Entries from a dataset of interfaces
[Start of Attachment]

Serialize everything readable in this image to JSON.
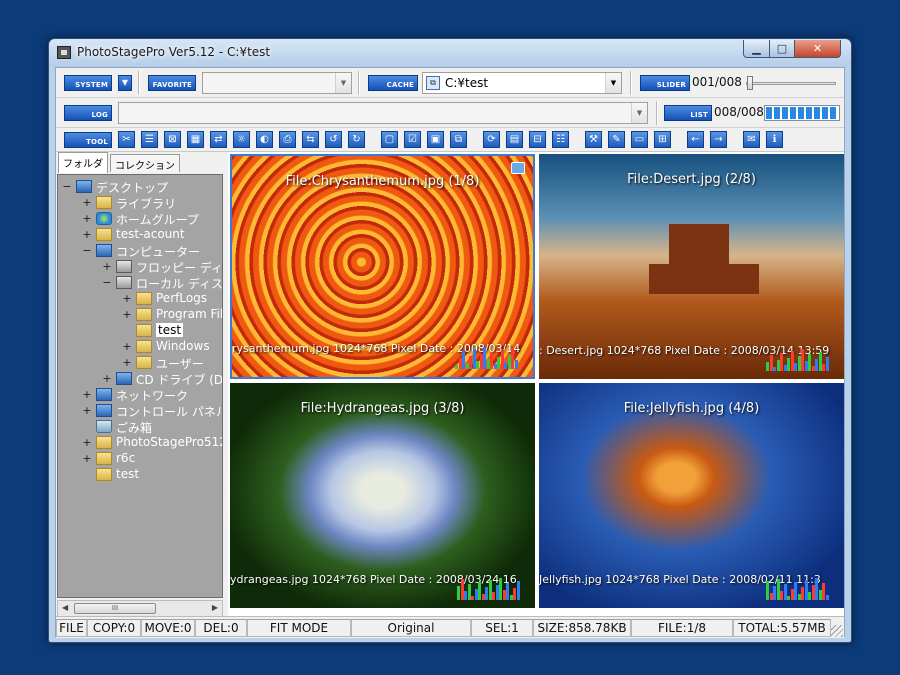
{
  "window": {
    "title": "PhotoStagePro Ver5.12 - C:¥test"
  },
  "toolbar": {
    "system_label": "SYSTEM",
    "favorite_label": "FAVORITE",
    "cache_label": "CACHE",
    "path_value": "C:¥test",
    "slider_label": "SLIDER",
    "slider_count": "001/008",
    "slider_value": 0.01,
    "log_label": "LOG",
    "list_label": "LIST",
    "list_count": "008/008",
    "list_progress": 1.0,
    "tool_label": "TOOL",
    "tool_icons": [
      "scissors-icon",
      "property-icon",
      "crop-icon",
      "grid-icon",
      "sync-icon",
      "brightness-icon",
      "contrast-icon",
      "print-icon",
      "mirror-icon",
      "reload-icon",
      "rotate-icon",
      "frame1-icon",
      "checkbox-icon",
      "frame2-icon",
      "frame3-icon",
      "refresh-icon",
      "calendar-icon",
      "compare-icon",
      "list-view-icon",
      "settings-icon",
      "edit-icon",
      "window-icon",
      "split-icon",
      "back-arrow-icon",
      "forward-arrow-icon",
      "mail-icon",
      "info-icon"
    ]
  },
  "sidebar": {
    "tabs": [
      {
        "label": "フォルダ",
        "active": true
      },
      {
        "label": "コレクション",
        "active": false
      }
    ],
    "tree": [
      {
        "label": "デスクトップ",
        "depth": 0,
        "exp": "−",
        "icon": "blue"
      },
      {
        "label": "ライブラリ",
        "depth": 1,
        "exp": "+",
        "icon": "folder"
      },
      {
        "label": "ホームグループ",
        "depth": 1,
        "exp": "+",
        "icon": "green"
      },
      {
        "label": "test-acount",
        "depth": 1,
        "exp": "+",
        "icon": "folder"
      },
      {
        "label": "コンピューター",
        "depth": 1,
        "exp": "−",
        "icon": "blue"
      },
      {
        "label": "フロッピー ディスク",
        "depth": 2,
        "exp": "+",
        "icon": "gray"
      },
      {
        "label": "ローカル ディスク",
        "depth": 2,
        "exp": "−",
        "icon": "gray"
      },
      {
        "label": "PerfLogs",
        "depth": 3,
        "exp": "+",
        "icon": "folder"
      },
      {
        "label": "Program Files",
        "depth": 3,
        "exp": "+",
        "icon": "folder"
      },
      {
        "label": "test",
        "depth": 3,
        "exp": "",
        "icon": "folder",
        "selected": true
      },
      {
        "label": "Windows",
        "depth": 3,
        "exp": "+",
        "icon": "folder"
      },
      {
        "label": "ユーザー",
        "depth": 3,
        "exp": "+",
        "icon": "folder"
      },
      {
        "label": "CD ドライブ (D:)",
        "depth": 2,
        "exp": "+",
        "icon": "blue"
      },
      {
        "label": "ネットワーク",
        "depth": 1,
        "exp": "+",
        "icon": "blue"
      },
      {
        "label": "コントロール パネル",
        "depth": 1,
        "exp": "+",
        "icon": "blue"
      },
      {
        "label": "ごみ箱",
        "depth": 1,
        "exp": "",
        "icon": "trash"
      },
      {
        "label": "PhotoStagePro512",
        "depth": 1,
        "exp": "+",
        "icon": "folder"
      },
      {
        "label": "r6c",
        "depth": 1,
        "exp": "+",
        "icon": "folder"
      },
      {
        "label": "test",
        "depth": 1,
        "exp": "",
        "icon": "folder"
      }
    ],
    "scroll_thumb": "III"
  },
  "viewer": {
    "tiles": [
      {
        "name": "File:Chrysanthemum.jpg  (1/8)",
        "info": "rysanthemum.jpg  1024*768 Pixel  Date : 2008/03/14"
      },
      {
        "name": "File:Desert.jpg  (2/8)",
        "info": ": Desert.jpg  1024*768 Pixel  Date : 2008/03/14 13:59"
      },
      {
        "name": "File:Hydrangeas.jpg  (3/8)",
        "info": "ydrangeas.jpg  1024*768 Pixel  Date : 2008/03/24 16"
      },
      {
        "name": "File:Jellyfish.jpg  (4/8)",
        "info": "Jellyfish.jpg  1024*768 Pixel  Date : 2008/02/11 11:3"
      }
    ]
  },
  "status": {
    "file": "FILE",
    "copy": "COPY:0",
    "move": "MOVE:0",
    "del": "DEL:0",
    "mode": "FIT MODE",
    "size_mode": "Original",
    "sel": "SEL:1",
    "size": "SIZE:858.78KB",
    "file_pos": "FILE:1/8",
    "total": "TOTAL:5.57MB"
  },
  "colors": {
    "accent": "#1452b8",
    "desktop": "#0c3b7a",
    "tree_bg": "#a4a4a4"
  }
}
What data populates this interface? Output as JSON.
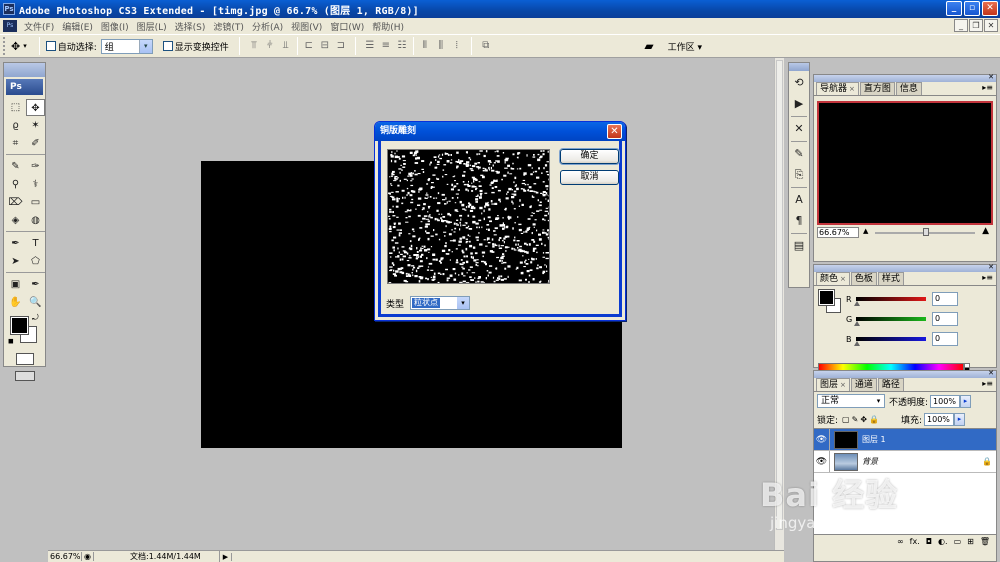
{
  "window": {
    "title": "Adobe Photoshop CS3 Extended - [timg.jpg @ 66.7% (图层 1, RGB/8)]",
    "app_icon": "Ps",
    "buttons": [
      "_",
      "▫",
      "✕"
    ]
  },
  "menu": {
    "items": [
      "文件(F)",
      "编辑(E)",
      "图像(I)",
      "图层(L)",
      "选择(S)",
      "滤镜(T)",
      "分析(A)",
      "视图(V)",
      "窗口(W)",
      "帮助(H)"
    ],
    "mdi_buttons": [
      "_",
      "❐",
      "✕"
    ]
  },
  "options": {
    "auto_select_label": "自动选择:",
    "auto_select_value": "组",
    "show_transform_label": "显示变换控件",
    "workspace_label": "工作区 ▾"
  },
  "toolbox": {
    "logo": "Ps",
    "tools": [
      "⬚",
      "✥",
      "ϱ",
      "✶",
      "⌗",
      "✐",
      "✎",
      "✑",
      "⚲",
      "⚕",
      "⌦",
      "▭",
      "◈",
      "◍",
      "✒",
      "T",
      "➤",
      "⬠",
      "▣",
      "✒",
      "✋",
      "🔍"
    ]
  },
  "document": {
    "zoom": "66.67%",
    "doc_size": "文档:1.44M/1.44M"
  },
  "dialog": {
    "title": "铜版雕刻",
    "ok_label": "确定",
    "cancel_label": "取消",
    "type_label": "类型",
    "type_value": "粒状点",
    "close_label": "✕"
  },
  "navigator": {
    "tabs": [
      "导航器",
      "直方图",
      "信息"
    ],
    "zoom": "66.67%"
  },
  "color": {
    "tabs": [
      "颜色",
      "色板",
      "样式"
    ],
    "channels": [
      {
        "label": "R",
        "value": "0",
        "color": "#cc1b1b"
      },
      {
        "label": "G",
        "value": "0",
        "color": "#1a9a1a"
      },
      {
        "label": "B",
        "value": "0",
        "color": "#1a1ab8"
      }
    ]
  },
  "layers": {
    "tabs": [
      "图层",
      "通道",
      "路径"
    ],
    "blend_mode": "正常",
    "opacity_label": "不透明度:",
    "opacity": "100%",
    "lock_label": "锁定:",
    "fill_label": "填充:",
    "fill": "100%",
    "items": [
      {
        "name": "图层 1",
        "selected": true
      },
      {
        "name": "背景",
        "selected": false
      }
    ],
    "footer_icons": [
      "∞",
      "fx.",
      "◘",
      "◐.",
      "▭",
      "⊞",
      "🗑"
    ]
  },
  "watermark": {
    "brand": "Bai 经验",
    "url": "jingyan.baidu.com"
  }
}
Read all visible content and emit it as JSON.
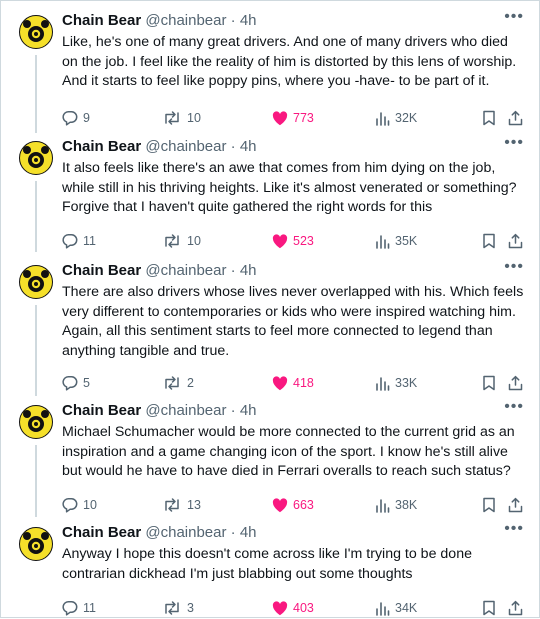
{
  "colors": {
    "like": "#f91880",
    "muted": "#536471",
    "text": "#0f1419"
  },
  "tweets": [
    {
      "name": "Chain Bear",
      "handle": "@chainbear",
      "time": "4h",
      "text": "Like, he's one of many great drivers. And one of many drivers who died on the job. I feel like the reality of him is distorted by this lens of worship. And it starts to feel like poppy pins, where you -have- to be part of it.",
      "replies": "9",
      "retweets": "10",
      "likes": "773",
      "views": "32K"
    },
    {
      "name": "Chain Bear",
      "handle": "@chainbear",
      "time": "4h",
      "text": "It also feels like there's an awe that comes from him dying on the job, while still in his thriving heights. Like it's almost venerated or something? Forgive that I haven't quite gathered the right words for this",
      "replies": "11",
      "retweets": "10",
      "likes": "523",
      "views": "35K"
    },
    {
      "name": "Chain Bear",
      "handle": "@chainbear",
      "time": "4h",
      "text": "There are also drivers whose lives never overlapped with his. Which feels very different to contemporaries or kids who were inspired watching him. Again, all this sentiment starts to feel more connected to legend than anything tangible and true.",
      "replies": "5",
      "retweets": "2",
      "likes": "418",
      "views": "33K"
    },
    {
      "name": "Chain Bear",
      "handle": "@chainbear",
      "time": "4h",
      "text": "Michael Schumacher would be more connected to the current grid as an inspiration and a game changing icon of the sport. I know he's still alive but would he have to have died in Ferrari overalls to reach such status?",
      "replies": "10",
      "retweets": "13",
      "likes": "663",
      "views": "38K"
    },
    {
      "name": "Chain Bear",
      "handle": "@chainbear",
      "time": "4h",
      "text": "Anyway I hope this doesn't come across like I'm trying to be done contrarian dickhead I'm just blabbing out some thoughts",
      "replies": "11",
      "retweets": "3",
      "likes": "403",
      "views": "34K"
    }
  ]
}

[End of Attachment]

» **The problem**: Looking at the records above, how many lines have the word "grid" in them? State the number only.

» **Finished task**: 2